[RECORDS FOR THE EXERCISE]
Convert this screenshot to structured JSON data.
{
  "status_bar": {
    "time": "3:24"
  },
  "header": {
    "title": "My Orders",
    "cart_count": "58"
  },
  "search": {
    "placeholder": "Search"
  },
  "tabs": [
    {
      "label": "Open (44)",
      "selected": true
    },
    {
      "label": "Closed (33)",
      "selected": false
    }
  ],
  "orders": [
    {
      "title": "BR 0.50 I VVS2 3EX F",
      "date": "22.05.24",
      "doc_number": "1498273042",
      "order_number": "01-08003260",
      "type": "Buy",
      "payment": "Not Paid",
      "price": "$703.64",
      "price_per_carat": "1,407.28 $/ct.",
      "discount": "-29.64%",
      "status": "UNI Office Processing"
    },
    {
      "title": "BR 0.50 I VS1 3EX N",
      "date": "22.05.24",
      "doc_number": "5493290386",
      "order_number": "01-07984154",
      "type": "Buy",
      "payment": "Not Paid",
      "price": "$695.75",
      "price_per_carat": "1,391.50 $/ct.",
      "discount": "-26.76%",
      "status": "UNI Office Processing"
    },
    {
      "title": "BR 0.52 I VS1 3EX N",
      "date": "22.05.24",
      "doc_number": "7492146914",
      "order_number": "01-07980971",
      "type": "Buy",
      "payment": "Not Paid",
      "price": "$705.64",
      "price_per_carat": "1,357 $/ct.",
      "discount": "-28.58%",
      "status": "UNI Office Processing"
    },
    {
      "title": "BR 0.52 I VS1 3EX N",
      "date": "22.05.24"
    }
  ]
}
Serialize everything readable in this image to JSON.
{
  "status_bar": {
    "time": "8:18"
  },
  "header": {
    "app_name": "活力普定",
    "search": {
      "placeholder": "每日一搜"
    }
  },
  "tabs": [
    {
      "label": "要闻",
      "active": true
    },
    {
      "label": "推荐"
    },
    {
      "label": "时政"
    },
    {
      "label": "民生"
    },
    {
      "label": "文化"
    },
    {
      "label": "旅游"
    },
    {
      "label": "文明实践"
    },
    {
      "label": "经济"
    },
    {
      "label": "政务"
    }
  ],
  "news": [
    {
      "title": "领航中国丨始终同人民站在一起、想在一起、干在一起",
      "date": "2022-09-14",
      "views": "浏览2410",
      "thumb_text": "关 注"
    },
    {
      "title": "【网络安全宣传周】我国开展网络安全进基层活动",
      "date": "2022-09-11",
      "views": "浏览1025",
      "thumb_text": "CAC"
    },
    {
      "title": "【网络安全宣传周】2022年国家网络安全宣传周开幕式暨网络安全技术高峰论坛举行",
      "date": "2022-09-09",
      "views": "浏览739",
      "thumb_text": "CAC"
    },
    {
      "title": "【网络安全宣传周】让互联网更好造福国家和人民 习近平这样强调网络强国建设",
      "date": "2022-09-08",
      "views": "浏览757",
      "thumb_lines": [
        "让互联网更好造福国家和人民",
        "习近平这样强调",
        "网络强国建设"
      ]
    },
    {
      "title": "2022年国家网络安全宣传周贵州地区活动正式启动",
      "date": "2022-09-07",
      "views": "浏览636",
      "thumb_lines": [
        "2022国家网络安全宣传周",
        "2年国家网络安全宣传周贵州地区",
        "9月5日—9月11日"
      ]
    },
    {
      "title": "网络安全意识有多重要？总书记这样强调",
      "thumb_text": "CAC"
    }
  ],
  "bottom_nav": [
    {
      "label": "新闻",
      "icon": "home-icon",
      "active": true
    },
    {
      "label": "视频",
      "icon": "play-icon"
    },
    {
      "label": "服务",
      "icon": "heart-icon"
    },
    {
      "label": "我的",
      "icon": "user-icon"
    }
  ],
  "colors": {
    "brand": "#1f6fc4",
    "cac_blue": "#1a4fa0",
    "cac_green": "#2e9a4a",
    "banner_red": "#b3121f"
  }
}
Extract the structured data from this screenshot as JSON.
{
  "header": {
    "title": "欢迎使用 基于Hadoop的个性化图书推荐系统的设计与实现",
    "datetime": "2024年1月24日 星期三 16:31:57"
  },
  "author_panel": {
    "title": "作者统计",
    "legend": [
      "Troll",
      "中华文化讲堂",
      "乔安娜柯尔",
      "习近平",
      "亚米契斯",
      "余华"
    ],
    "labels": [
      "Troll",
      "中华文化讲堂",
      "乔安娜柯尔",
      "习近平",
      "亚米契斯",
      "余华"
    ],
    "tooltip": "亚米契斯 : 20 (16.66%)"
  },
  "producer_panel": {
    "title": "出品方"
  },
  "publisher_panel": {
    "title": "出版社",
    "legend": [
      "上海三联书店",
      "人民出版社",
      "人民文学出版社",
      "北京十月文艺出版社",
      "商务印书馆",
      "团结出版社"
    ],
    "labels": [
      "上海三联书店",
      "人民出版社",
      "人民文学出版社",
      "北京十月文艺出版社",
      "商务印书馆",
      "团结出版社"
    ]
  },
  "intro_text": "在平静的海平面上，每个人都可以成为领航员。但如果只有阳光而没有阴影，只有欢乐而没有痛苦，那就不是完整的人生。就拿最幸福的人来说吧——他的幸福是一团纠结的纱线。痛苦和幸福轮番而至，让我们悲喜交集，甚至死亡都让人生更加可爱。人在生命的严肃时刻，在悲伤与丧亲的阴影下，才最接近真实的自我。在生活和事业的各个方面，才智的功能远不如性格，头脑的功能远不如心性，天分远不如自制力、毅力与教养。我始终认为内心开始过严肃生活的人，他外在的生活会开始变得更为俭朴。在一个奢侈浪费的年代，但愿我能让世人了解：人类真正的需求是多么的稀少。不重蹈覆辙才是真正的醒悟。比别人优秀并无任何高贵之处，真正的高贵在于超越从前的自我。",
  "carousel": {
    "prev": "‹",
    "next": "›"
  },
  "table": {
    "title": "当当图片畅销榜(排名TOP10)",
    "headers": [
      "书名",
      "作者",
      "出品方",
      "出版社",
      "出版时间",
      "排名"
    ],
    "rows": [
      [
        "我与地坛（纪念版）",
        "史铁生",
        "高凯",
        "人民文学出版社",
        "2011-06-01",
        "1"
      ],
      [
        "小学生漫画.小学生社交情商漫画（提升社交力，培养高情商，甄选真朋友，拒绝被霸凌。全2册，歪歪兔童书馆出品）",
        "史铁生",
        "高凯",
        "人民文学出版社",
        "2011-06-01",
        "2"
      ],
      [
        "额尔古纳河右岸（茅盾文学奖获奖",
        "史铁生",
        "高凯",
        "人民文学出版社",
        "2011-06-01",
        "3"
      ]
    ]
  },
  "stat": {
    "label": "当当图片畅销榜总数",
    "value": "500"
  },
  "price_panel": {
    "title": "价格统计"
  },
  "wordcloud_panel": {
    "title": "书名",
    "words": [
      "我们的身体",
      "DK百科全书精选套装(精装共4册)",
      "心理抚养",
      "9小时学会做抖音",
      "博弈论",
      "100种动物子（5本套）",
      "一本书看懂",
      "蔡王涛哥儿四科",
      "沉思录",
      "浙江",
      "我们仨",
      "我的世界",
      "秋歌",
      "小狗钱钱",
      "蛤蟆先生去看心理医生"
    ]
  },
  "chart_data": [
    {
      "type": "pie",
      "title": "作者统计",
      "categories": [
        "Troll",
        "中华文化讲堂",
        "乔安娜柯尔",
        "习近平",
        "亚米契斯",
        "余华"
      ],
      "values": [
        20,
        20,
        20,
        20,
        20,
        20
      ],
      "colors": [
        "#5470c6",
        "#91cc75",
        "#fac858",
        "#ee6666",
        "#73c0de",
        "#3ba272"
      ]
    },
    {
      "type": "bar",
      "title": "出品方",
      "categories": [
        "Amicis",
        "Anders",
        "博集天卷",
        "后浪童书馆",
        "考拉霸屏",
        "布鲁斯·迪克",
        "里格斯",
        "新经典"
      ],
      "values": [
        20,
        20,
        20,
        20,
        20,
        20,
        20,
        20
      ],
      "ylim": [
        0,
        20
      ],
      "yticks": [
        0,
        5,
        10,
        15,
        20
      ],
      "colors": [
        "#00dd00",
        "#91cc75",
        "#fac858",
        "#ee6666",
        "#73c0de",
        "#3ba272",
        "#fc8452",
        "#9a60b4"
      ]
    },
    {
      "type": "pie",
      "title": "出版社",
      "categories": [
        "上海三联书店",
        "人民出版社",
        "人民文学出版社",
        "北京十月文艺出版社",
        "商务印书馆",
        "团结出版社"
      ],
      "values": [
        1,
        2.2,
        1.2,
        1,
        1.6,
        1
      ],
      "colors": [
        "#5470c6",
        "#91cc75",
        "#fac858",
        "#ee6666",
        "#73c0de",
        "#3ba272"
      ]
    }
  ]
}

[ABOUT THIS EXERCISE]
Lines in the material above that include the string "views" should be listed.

[RESPONSE AREA]
      "views": "浏览2410",
      "views": "浏览1025",
      "views": "浏览739",
      "views": "浏览757",
      "views": "浏览636",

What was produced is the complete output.